# Task brief
Here is the listing. Print it exactly.

# Input for this task
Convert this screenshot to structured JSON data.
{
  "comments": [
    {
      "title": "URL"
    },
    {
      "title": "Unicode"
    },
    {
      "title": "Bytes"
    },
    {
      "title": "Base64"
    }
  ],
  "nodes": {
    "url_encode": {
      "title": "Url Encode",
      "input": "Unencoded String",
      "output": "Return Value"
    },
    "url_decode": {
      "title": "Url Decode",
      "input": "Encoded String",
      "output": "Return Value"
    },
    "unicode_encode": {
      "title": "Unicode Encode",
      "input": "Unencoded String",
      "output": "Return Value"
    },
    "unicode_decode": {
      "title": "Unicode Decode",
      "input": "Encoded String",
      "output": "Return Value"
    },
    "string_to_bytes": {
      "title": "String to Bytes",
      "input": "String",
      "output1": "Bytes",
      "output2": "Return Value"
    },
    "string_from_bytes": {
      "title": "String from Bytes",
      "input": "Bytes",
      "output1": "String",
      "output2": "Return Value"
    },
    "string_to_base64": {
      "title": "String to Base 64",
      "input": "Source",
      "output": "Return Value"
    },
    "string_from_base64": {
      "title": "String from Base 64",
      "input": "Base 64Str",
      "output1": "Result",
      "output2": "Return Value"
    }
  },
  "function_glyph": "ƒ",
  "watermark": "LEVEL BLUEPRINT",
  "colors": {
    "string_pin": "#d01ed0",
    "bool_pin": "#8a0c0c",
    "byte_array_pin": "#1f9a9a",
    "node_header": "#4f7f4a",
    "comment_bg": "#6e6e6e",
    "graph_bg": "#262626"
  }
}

# Written answer
Convert this screenshot to structured JSON data.
{
  "comments": [
    {
      "title": "URL"
    },
    {
      "title": "Unicode"
    },
    {
      "title": "Bytes"
    },
    {
      "title": "Base64"
    }
  ],
  "nodes": {
    "url_encode": {
      "title": "Url Encode",
      "input": "Unencoded String",
      "output": "Return Value"
    },
    "url_decode": {
      "title": "Url Decode",
      "input": "Encoded String",
      "output": "Return Value"
    },
    "unicode_encode": {
      "title": "Unicode Encode",
      "input": "Unencoded String",
      "output": "Return Value"
    },
    "unicode_decode": {
      "title": "Unicode Decode",
      "input": "Encoded String",
      "output": "Return Value"
    },
    "string_to_bytes": {
      "title": "String to Bytes",
      "input": "String",
      "output1": "Bytes",
      "output2": "Return Value"
    },
    "string_from_bytes": {
      "title": "String from Bytes",
      "input": "Bytes",
      "output1": "String",
      "output2": "Return Value"
    },
    "string_to_base64": {
      "title": "String to Base 64",
      "input": "Source",
      "output": "Return Value"
    },
    "string_from_base64": {
      "title": "String from Base 64",
      "input": "Base 64Str",
      "output1": "Result",
      "output2": "Return Value"
    }
  },
  "function_glyph": "ƒ",
  "watermark": "LEVEL BLUEPRINT",
  "colors": {
    "string_pin": "#d01ed0",
    "bool_pin": "#8a0c0c",
    "byte_array_pin": "#1f9a9a",
    "node_header": "#4f7f4a",
    "comment_bg": "#6e6e6e",
    "graph_bg": "#262626"
  }
}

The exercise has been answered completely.